Media were collected from differentiating C2C12 cultures and subjected to measurement of secreted IGF-II using the DuoSet ELISA Development System for mouse IGF-II (R&D Systems) according to the manufacturer’s protocol.
All data are presented as mean ± SD. Whenever necessary, statistical significance of the data was analyzed by performing one-sample t tests or paired t tests. The specific types of tests and the p-values, when applicable, are indicated in the figure legends.
Online supplemental material

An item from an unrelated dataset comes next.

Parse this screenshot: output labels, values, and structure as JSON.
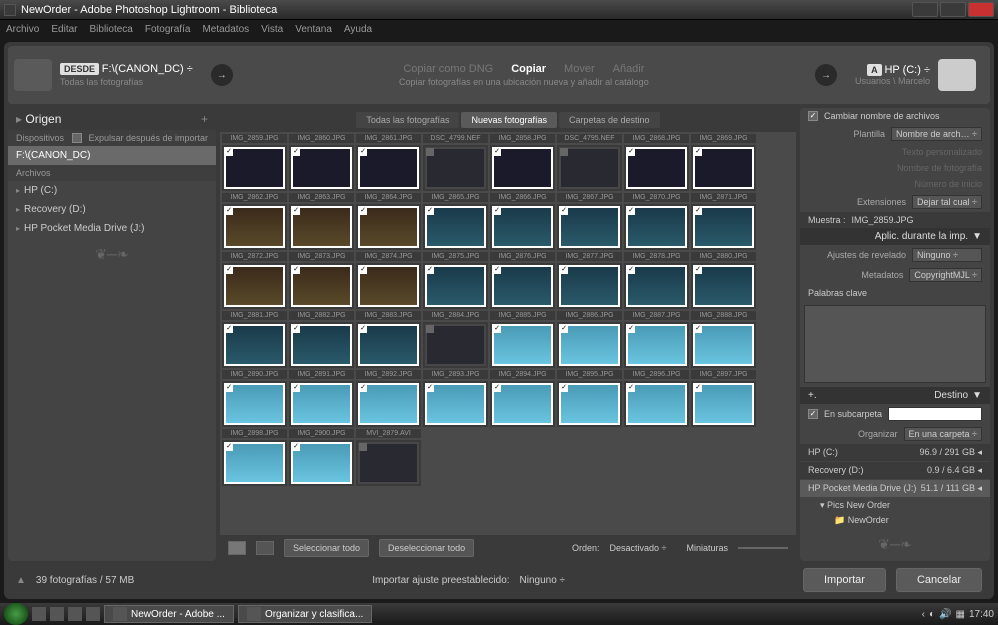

Fig. S1 shows miR-1 and miR-206 levels in regenerating skeletal muscles. Fig. S2 shows that miR-125b does not affect proliferation of C2C12 cells. Fig. S3 shows sequence alignment of mouse, rat, and human Igf2 at the predicted miR-125b targeting site. Fig. S4 shows that miR-150 does not target the 3′ UTR of Igf2. Table S1 lists the predicted targets of miR-125b.
We thank Drs. K.V. Prasanth, S.G. Prasanth, and A. Lal and Mr. Z. Shen for helpful discussions, guidance, and technical assistance.
This work was supported by a grant to J. Chen from the National Institutes of Health/National Institute of Arthritis and Musculoskeletal and Skin Diseases (AR48914).